**Aim of the task**
Where does the string "JSON" appear in the records? Copy every line that contains it.

BEGIN Extracted entries

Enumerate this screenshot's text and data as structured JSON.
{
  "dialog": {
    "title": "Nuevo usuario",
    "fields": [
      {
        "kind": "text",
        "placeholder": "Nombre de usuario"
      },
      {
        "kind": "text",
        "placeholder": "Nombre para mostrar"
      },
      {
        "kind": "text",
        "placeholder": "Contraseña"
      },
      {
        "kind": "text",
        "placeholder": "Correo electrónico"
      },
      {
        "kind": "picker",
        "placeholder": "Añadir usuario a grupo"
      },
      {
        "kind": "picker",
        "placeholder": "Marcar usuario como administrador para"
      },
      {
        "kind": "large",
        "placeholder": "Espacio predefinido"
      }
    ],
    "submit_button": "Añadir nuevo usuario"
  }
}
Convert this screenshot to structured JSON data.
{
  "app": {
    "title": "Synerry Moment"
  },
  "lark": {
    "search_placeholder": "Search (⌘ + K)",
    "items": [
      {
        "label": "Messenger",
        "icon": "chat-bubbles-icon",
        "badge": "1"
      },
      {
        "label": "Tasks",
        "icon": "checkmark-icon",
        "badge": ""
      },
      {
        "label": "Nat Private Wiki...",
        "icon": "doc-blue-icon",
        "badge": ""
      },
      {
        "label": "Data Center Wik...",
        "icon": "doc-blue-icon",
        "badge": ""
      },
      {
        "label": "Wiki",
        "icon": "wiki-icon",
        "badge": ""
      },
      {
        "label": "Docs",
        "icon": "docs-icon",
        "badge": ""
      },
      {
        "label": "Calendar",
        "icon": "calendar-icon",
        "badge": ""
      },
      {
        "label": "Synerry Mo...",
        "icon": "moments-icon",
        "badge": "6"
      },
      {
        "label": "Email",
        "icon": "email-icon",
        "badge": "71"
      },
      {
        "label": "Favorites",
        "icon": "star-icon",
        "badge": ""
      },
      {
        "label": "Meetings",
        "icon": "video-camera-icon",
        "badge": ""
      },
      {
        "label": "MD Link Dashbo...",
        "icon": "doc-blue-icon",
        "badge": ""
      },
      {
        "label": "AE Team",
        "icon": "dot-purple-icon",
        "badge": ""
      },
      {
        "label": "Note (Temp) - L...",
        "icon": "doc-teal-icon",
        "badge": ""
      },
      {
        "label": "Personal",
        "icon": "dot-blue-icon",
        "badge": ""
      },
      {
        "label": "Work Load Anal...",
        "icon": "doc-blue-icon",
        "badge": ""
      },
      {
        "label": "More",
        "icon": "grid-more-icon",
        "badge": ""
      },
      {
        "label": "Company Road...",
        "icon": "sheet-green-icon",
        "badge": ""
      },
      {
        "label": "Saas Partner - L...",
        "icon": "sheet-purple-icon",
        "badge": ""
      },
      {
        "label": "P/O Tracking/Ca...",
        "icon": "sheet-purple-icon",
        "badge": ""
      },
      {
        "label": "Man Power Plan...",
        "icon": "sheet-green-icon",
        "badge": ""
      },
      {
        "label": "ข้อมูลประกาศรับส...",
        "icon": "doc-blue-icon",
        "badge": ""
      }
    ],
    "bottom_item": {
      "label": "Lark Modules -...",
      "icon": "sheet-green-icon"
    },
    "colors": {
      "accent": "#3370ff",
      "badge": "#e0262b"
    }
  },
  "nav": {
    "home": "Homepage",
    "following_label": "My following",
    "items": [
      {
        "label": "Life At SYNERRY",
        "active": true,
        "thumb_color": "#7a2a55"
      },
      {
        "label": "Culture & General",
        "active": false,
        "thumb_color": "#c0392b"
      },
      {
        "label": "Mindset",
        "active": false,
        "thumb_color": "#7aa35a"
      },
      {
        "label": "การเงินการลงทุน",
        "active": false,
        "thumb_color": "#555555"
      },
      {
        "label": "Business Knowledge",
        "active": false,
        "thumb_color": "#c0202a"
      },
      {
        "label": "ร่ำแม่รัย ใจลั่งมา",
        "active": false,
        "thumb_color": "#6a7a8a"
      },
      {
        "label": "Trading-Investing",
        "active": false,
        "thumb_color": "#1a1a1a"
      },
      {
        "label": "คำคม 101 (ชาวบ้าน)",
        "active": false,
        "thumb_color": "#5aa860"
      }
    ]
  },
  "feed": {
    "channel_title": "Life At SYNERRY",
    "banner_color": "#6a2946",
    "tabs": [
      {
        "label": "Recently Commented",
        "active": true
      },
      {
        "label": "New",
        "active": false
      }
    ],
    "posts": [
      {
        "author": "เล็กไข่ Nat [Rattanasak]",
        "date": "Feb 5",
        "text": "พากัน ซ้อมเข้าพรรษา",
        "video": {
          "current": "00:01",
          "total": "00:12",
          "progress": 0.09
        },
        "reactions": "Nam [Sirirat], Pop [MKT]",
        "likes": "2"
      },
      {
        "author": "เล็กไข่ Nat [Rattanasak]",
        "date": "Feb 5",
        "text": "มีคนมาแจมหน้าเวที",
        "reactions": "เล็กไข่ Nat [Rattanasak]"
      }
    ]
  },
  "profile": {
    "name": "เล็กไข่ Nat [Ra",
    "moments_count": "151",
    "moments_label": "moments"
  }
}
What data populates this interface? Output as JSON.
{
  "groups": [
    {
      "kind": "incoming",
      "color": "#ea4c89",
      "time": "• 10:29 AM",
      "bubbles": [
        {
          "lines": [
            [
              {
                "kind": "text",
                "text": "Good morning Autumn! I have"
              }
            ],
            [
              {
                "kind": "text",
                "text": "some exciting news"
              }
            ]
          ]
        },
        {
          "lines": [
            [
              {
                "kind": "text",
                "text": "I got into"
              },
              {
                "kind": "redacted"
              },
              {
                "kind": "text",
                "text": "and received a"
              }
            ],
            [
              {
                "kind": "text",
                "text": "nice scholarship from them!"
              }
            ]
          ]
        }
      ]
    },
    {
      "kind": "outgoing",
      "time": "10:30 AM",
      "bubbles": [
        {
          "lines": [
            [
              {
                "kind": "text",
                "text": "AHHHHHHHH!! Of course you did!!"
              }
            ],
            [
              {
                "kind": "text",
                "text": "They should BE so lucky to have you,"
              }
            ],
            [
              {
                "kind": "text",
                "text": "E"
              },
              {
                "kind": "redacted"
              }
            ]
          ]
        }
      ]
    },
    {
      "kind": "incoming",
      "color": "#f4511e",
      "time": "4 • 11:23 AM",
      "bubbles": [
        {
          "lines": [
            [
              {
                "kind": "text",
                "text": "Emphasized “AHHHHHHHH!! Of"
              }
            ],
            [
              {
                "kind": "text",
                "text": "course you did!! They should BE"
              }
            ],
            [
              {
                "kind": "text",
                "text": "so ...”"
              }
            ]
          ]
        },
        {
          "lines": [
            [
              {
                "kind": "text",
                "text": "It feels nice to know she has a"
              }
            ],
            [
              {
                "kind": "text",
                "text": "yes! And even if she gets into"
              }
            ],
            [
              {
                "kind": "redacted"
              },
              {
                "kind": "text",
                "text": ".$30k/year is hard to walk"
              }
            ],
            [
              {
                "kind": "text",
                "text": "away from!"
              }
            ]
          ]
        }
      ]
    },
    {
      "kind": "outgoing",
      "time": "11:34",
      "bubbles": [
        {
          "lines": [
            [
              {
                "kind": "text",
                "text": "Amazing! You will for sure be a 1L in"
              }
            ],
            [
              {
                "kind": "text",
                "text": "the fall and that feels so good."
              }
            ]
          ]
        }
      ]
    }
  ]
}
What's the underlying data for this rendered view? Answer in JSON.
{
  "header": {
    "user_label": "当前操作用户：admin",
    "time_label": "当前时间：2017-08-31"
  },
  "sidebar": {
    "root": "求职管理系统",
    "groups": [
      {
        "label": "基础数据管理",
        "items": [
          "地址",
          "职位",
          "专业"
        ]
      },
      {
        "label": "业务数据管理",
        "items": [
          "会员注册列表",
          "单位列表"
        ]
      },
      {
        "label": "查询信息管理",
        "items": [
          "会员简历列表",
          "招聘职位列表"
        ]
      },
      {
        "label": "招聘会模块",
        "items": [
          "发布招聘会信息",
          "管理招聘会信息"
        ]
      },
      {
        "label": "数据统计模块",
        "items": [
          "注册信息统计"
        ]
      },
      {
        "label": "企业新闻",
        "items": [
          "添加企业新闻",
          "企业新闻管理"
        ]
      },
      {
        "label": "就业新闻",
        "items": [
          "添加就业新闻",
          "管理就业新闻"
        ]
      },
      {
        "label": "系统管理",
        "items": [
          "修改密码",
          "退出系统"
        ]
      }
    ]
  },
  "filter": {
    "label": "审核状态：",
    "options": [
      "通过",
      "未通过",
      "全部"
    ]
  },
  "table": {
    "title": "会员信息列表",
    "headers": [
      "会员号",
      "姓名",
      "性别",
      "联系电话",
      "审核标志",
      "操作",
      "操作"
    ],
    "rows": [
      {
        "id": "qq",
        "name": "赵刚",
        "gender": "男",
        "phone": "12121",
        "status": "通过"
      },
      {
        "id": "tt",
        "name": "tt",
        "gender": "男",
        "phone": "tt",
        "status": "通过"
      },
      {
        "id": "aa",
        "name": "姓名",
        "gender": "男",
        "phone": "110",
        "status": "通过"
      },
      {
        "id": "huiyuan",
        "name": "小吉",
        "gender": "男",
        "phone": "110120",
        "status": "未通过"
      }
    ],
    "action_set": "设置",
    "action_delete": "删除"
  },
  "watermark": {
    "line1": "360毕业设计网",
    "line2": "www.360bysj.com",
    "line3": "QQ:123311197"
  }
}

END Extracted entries

**Solution**
Enumerate this screenshot's text and data as structured JSON.
Convert this screenshot to structured JSON data.
What data populates this interface? Output as JSON.
What's the underlying data for this rendered view? Answer in JSON.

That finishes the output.